posted Jul 24, 2014, 2:43 PM by Kaya Savas

Luc Besson quickly became a prominent auteur director in the early 90’s and had some really big success with films like Léon and The Fifth Element. In recent years he's taken more of a producer/writer role, but still helped define the action genre in his own way. He is the creative mind behind films like Taken and The Transporter. Besson has directed a few movies in the past few years such as Angel-A, The Lady and The Family. However, he hasn’t really returned to the action genre as a director until now. Also, when you get a Luc Besson film you are more than likely going to have an Eric Serra score. Serra has composed almost every one of Besson’s films, and his scores for Léon and The Fifth Element were an incredible display of his musical voice. Serra was also chosen to bring new life the James Bond franchise in GoldenEye. That didn’t go according to plan for the producers, but his score there became an iconic modern representation of Bond that was reflected in the popular video game as well. Lucy brings Serra back to a territory where he strives in, and that’s Besson directed sci-fi. Lucy may not be a perfect score, but it has enough style and flair to make it a more than entertaining experience.

The score for Lucy gains strength as it progresses along. We start as a typical sort of electronic droning suspense score, then Serra supports the action with some interesting textures. Serra’s style is all over the score, and for me it was almost like a trip back to scores like GoldenEye and The Fifth Element in the best way possible. He is able to build some effective moments even if the cohesive body of the score has a hard time sticking together. There's a lacking thematic structure to whole journey. Some of the synths and sounds have a little 80’s flavor to it, and it gives the score just the right amount of a sci-fi kick. In all honestly, I feel like the music could have been even more stylized. I think the weakness of the score lies in its lack of a lasting impact. I didn’t feel absorbed fully until the last third or so, and if it takes that long to finally get on track then the whole experience won’t be a memorable one. It’s still an entertaining ride though, and it has plenty of great standout moments.

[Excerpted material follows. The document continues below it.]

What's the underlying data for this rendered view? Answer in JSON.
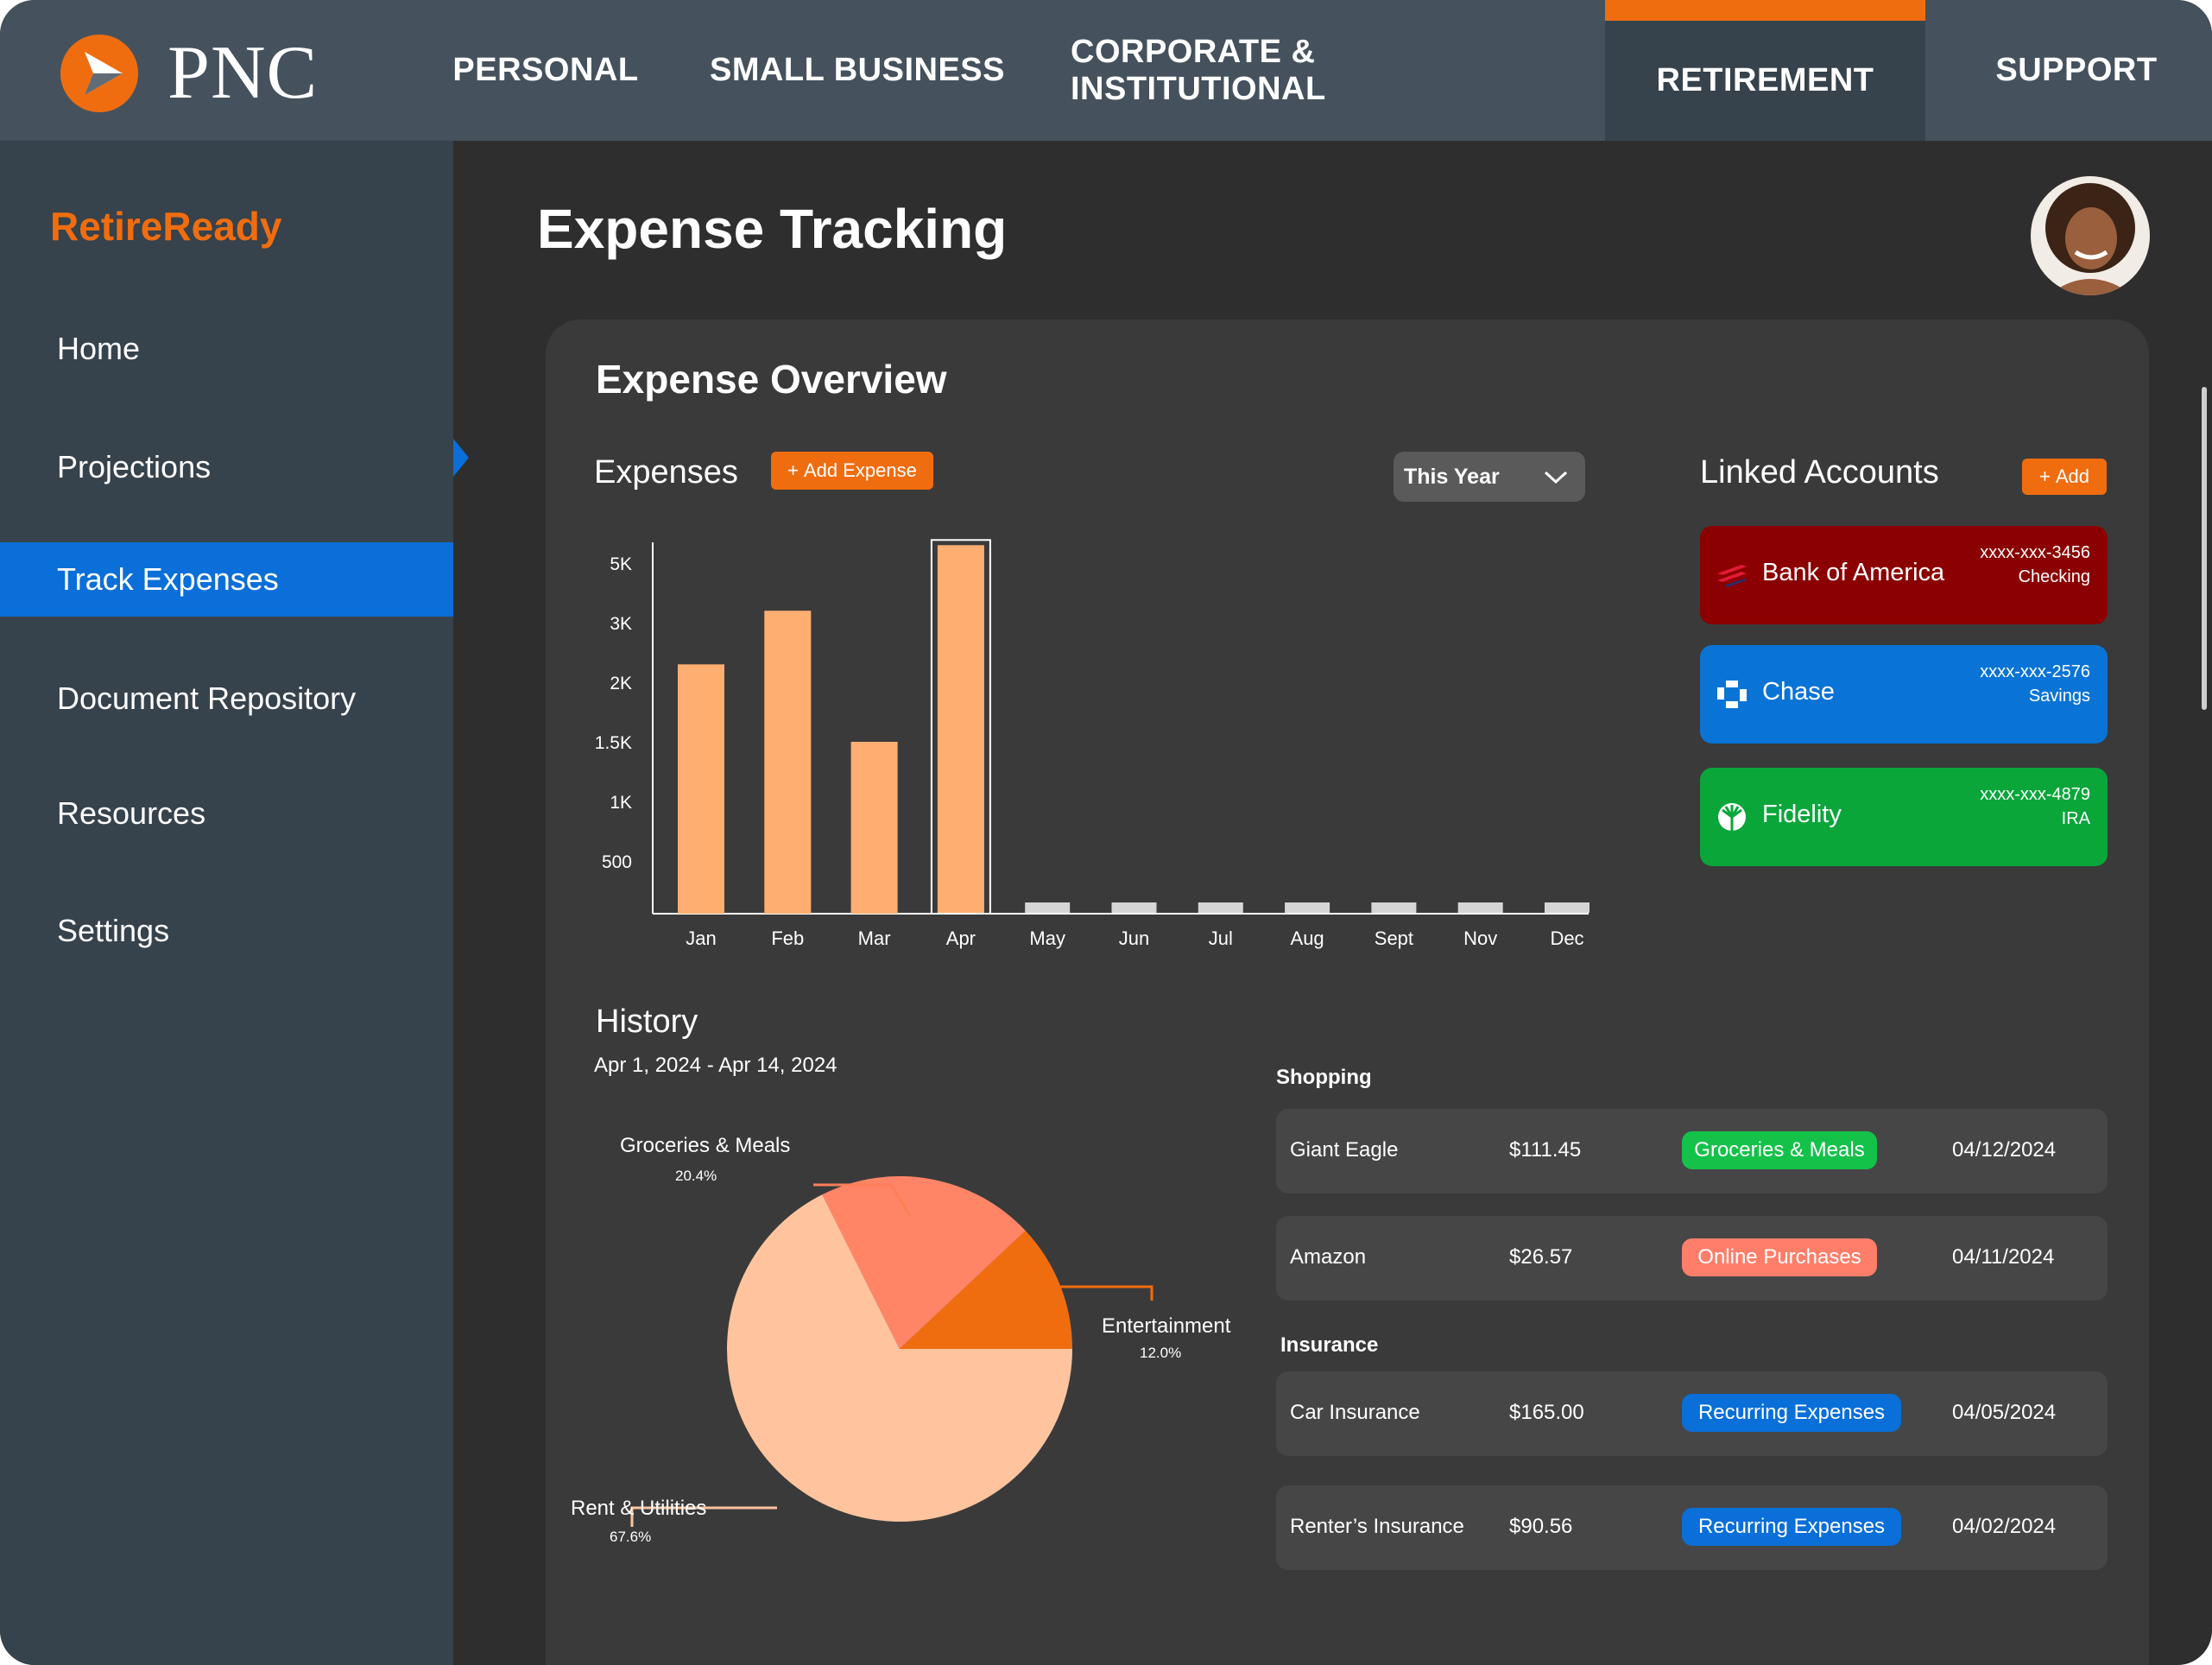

Lucy is not the full-form Serra we heard in scores like Léon and The Fifth Element, but it’s still hearing a veteran auteur hitting some fun strides with a director he’s been working with his entire career. There’s nothing to hate about Lucy’s stylistic score, but it doesn’t offer anything to take with you beyond listening to it in the moment. There are some great melodic points that will pull you in, but not enough of them. This is a score that needed some more stylization to make it stand out, but it’s still a fine Eric Serra score as it stands.